Around a year ago, I remember reading the article The Era Of Symbol Fonts on A List Apart.
Despite it being a bit too evangelical and hyperbolic – as the elevation of “Symbol Fonts” into an “Era” in the title suggests, I suppose – the article had useful info.
More practical – and with an eagle eye on the downsides – here’s an article that goes into, in depth, the use of Icon Fonts as UI elements in web pages.
It’s a minefield still. Beware.
Bulletproof Accessible Icon Fonts
A new and considerably improved version of the Drag n Drop Pangram Font Tester page has been posted.
If you’d like to use it on the web right off of this site, it’s located at this address:

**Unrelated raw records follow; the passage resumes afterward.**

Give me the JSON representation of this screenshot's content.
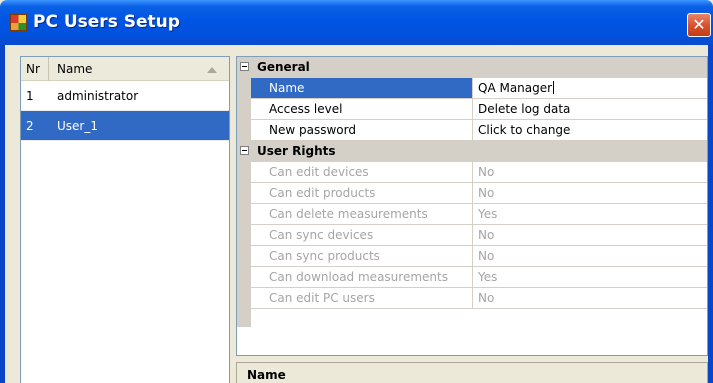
{
  "window": {
    "title": "PC Users Setup",
    "close_glyph": "✕"
  },
  "user_list": {
    "columns": {
      "nr": "Nr",
      "name": "Name"
    },
    "rows": [
      {
        "nr": "1",
        "name": "administrator",
        "selected": false
      },
      {
        "nr": "2",
        "name": "User_1",
        "selected": true
      }
    ]
  },
  "property_grid": {
    "categories": [
      {
        "label": "General",
        "properties": [
          {
            "name": "Name",
            "value": "QA Manager",
            "selected": true,
            "enabled": true
          },
          {
            "name": "Access level",
            "value": "Delete log data",
            "selected": false,
            "enabled": true
          },
          {
            "name": "New password",
            "value": "Click to change",
            "selected": false,
            "enabled": true
          }
        ]
      },
      {
        "label": "User Rights",
        "properties": [
          {
            "name": "Can edit devices",
            "value": "No",
            "enabled": false
          },
          {
            "name": "Can edit products",
            "value": "No",
            "enabled": false
          },
          {
            "name": "Can delete measurements",
            "value": "Yes",
            "enabled": false
          },
          {
            "name": "Can sync devices",
            "value": "No",
            "enabled": false
          },
          {
            "name": "Can sync products",
            "value": "No",
            "enabled": false
          },
          {
            "name": "Can download measurements",
            "value": "Yes",
            "enabled": false
          },
          {
            "name": "Can edit PC users",
            "value": "No",
            "enabled": false
          }
        ]
      }
    ]
  },
  "description": {
    "title": "Name"
  },
  "colors": {
    "selection": "#316AC5",
    "title_bar": "#0054E3",
    "disabled_text": "#A5A5A5"
  }
}
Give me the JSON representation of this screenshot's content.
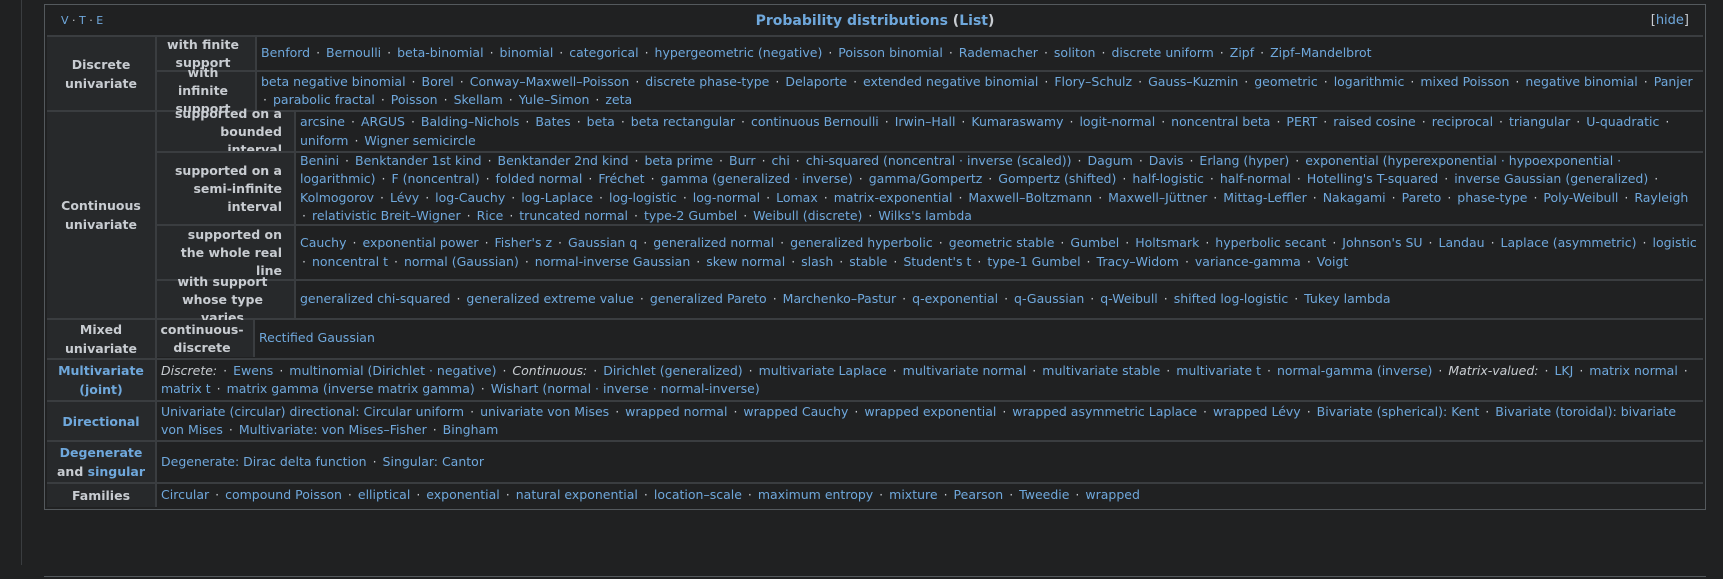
{
  "navbox": {
    "vte": [
      "V",
      "T",
      "E"
    ],
    "title": "Probability distributions",
    "title_link": "List",
    "hide": "hide"
  },
  "groups": [
    {
      "label": "Discrete univariate",
      "rows": [
        {
          "label": "with finite support",
          "items": [
            "Benford",
            "Bernoulli",
            "beta-binomial",
            "binomial",
            "categorical",
            "hypergeometric (negative)",
            "Poisson binomial",
            "Rademacher",
            "soliton",
            "discrete uniform",
            "Zipf",
            "Zipf–Mandelbrot"
          ]
        },
        {
          "label": "with infinite support",
          "items": [
            "beta negative binomial",
            "Borel",
            "Conway–Maxwell–Poisson",
            "discrete phase-type",
            "Delaporte",
            "extended negative binomial",
            "Flory–Schulz",
            "Gauss–Kuzmin",
            "geometric",
            "logarithmic",
            "mixed Poisson",
            "negative binomial",
            "Panjer",
            "parabolic fractal",
            "Poisson",
            "Skellam",
            "Yule–Simon",
            "zeta"
          ]
        }
      ]
    },
    {
      "label": "Continuous univariate",
      "rows": [
        {
          "label": "supported on a bounded interval",
          "items": [
            "arcsine",
            "ARGUS",
            "Balding–Nichols",
            "Bates",
            "beta",
            "beta rectangular",
            "continuous Bernoulli",
            "Irwin–Hall",
            "Kumaraswamy",
            "logit-normal",
            "noncentral beta",
            "PERT",
            "raised cosine",
            "reciprocal",
            "triangular",
            "U-quadratic",
            "uniform",
            "Wigner semicircle"
          ]
        },
        {
          "label": "supported on a semi-infinite interval",
          "items": [
            "Benini",
            "Benktander 1st kind",
            "Benktander 2nd kind",
            "beta prime",
            "Burr",
            "chi",
            "chi-squared (noncentral · inverse (scaled))",
            "Dagum",
            "Davis",
            "Erlang (hyper)",
            "exponential (hyperexponential · hypoexponential · logarithmic)",
            "F (noncentral)",
            "folded normal",
            "Fréchet",
            "gamma (generalized · inverse)",
            "gamma/Gompertz",
            "Gompertz (shifted)",
            "half-logistic",
            "half-normal",
            "Hotelling's T-squared",
            "inverse Gaussian (generalized)",
            "Kolmogorov",
            "Lévy",
            "log-Cauchy",
            "log-Laplace",
            "log-logistic",
            "log-normal",
            "Lomax",
            "matrix-exponential",
            "Maxwell–Boltzmann",
            "Maxwell–Jüttner",
            "Mittag-Leffler",
            "Nakagami",
            "Pareto",
            "phase-type",
            "Poly-Weibull",
            "Rayleigh",
            "relativistic Breit–Wigner",
            "Rice",
            "truncated normal",
            "type-2 Gumbel",
            "Weibull (discrete)",
            "Wilks's lambda"
          ]
        },
        {
          "label": "supported on the whole real line",
          "items": [
            "Cauchy",
            "exponential power",
            "Fisher's z",
            "Gaussian q",
            "generalized normal",
            "generalized hyperbolic",
            "geometric stable",
            "Gumbel",
            "Holtsmark",
            "hyperbolic secant",
            "Johnson's SU",
            "Landau",
            "Laplace (asymmetric)",
            "logistic",
            "noncentral t",
            "normal (Gaussian)",
            "normal-inverse Gaussian",
            "skew normal",
            "slash",
            "stable",
            "Student's t",
            "type-1 Gumbel",
            "Tracy–Widom",
            "variance-gamma",
            "Voigt"
          ]
        },
        {
          "label": "with support whose type varies",
          "items": [
            "generalized chi-squared",
            "generalized extreme value",
            "generalized Pareto",
            "Marchenko–Pastur",
            "q-exponential",
            "q-Gaussian",
            "q-Weibull",
            "shifted log-logistic",
            "Tukey lambda"
          ]
        }
      ]
    },
    {
      "label": "Mixed univariate",
      "rows": [
        {
          "label": "continuous-discrete",
          "items": [
            "Rectified Gaussian"
          ]
        }
      ]
    }
  ],
  "multivariate": {
    "label": "Multivariate (joint)",
    "text": [
      "Discrete:",
      "Ewens",
      "multinomial (Dirichlet · negative)",
      "Continuous:",
      "Dirichlet (generalized)",
      "multivariate Laplace",
      "multivariate normal",
      "multivariate stable",
      "multivariate t",
      "normal-gamma (inverse)",
      "Matrix-valued:",
      "LKJ",
      "matrix normal",
      "matrix t",
      "matrix gamma (inverse matrix gamma)",
      "Wishart (normal · inverse · normal-inverse)"
    ]
  },
  "directional": {
    "label": "Directional",
    "text": [
      "Univariate (circular) directional: Circular uniform",
      "univariate von Mises",
      "wrapped normal",
      "wrapped Cauchy",
      "wrapped exponential",
      "wrapped asymmetric Laplace",
      "wrapped Lévy",
      "Bivariate (spherical): Kent",
      "Bivariate (toroidal): bivariate von Mises",
      "Multivariate: von Mises–Fisher",
      "Bingham"
    ]
  },
  "degenerate": {
    "label_1": "Degenerate",
    "label_and": "and",
    "label_2": "singular",
    "text": [
      "Degenerate: Dirac delta function",
      "Singular: Cantor"
    ]
  },
  "families": {
    "label": "Families",
    "items": [
      "Circular",
      "compound Poisson",
      "elliptical",
      "exponential",
      "natural exponential",
      "location–scale",
      "maximum entropy",
      "mixture",
      "Pearson",
      "Tweedie",
      "wrapped"
    ]
  }
}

If you’d like to download it and use it locally as part of your testing workflow – the full zip package – which now includes some fonts so you can immediately drag a font or two into the Font Loader Bar and see how it works, is located at this address:

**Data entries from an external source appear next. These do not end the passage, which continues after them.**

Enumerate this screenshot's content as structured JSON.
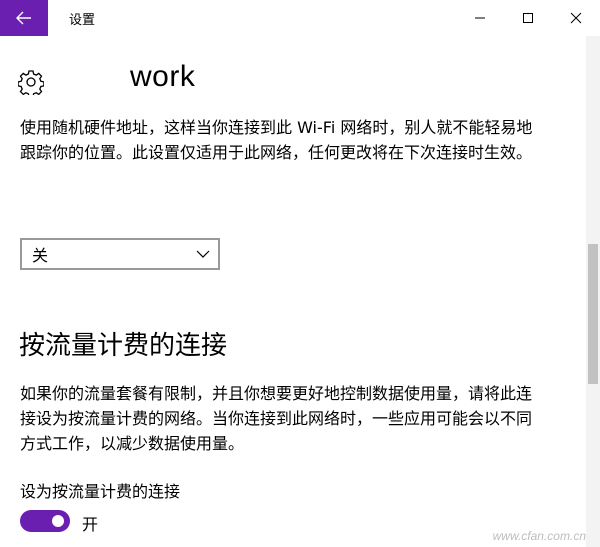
{
  "window": {
    "title": "设置",
    "back_icon": "arrow-left-icon",
    "controls": [
      "minimize-icon",
      "maximize-icon",
      "close-icon"
    ],
    "accent_color": "#6b1fb1"
  },
  "header": {
    "icon": "gear-icon",
    "network_name": "work"
  },
  "random_hw": {
    "description": "使用随机硬件地址，这样当你连接到此 Wi-Fi 网络时，别人就不能轻易地跟踪你的位置。此设置仅适用于此网络，任何更改将在下次连接时生效。",
    "dropdown_value": "关"
  },
  "metered": {
    "title": "按流量计费的连接",
    "description": "如果你的流量套餐有限制，并且你想要更好地控制数据使用量，请将此连接设为按流量计费的网络。当你连接到此网络时，一些应用可能会以不同方式工作，以减少数据使用量。",
    "toggle_label": "设为按流量计费的连接",
    "toggle_state": "开",
    "toggle_on": true
  },
  "watermark": "www.cfan.com.cn"
}
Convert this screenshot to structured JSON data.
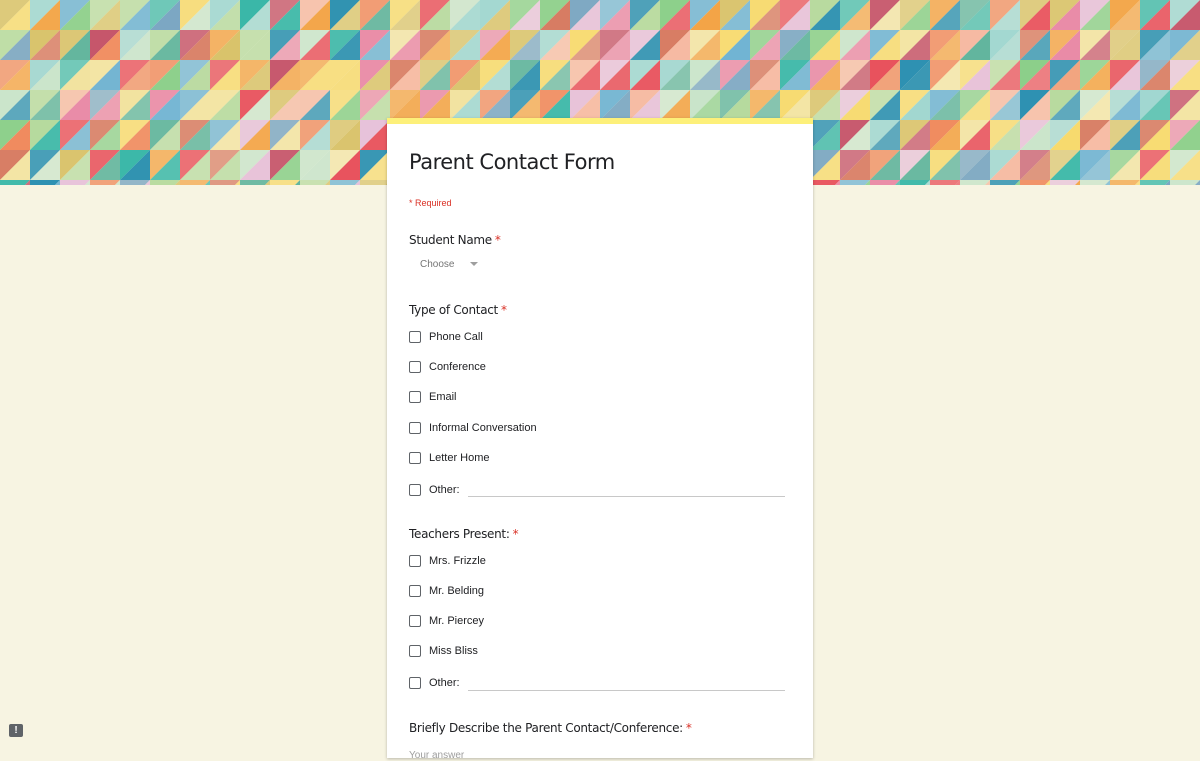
{
  "form": {
    "title": "Parent Contact Form",
    "required_note": "* Required",
    "required_marker": "*",
    "student_name": {
      "label": "Student Name",
      "dropdown_value": "Choose"
    },
    "type_of_contact": {
      "label": "Type of Contact",
      "options": [
        "Phone Call",
        "Conference",
        "Email",
        "Informal Conversation",
        "Letter Home",
        "Other:"
      ]
    },
    "teachers_present": {
      "label": "Teachers Present:",
      "options": [
        "Mrs. Frizzle",
        "Mr. Belding",
        "Mr. Piercey",
        "Miss Bliss",
        "Other:"
      ]
    },
    "description": {
      "label": "Briefly Describe the Parent Contact/Conference:",
      "placeholder": "Your answer"
    }
  },
  "colors": {
    "page_background": "#f7f4e2",
    "card_top_border": "#fdf07a",
    "required_red": "#d93025"
  },
  "icons": {
    "report": "report-problem-icon"
  }
}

Also included in that package is a “missing-glyphs.ttf” font which has to do with testing version 8.2’s biggest improvement:
Detecting Missing Characters

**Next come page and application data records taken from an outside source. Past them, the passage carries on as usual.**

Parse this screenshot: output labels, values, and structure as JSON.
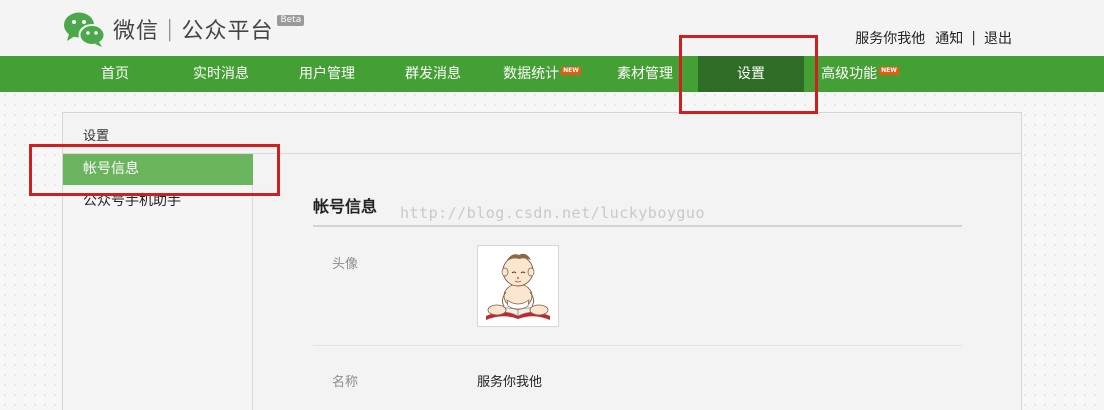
{
  "header": {
    "brand_name": "微信",
    "brand_sub": "公众平台",
    "beta": "Beta",
    "user_name": "服务你我他",
    "notify": "通知",
    "logout": "退出"
  },
  "nav": {
    "items": [
      {
        "label": "首页"
      },
      {
        "label": "实时消息"
      },
      {
        "label": "用户管理"
      },
      {
        "label": "群发消息"
      },
      {
        "label": "数据统计",
        "badge": "NEW"
      },
      {
        "label": "素材管理"
      },
      {
        "label": "设置",
        "active": true
      },
      {
        "label": "高级功能",
        "badge": "NEW"
      }
    ]
  },
  "panel": {
    "title": "设置"
  },
  "sidebar": {
    "items": [
      {
        "label": "帐号信息",
        "active": true
      },
      {
        "label": "公众号手机助手"
      }
    ]
  },
  "content": {
    "section_title": "帐号信息",
    "watermark": "http://blog.csdn.net/luckyboyguo",
    "avatar_label": "头像",
    "name_label": "名称",
    "name_value": "服务你我他"
  },
  "colors": {
    "nav_bg": "#44a035",
    "nav_active": "#2f6d26",
    "side_active": "#6bb45e",
    "highlight": "#d11f1f",
    "new_badge": "#e65a12"
  },
  "icons": {
    "logo": "wechat-logo-icon",
    "avatar": "baby-reading-avatar"
  }
}
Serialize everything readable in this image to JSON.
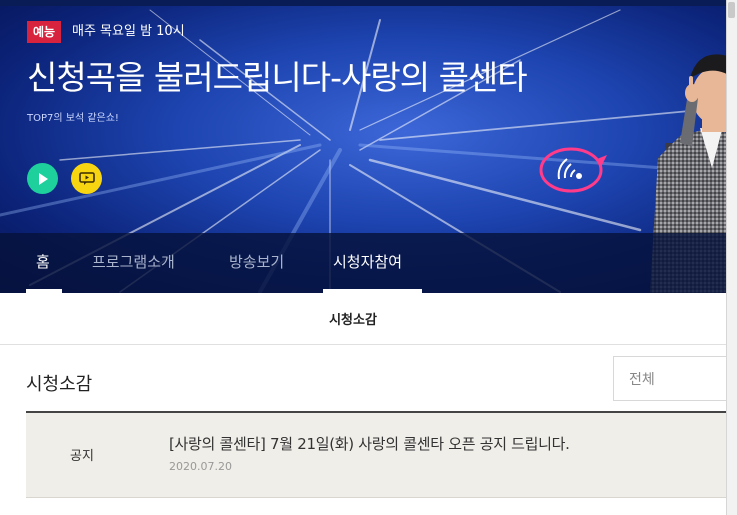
{
  "show": {
    "genre_badge": "예능",
    "schedule": "매주 목요일 밤 10시",
    "title": "신청곡을 불러드립니다-사랑의 콜센타",
    "subtitle": "TOP7의 보석 같은쇼!"
  },
  "icons": {
    "play": "play-icon",
    "chat": "chat-icon",
    "logo": "phone-wave-logo-icon"
  },
  "colors": {
    "genre_badge": "#d8233f",
    "play_button": "#1ed09c",
    "chat_button": "#f7d511",
    "hero_blue": "#1d44b0"
  },
  "nav": {
    "items": [
      {
        "label": "홈",
        "active": true
      },
      {
        "label": "프로그램소개",
        "active": false
      },
      {
        "label": "방송보기",
        "active": false
      },
      {
        "label": "시청자참여",
        "active": true
      }
    ]
  },
  "page": {
    "header": "시청소감",
    "section_title": "시청소감",
    "filter_value": "전체"
  },
  "board": {
    "rows": [
      {
        "label": "공지",
        "title": "[사랑의 콜센타] 7월 21일(화) 사랑의 콜센타 오픈 공지 드립니다.",
        "date": "2020.07.20"
      }
    ]
  }
}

The page now has a built in “Fallback” font named “backdrop” included as a Data URI which is used to show characters missing from the font.
(A test font named “missing-glyphs.ttf” is included with the Version 8.2 package. Drag it into the page’s Font Loader Bar and you’ll see how the backdrop font works. Note: As of this release, the “backdrop” font is still very much in development with character coverage and the look of the symbol designating a missing character still to be finalized.)
Additional fixes and enhancements are listed in a text file included in the package.
Hoping those who create and work with fonts find this useful. I’ll be posting much more work in this vein over the coming year.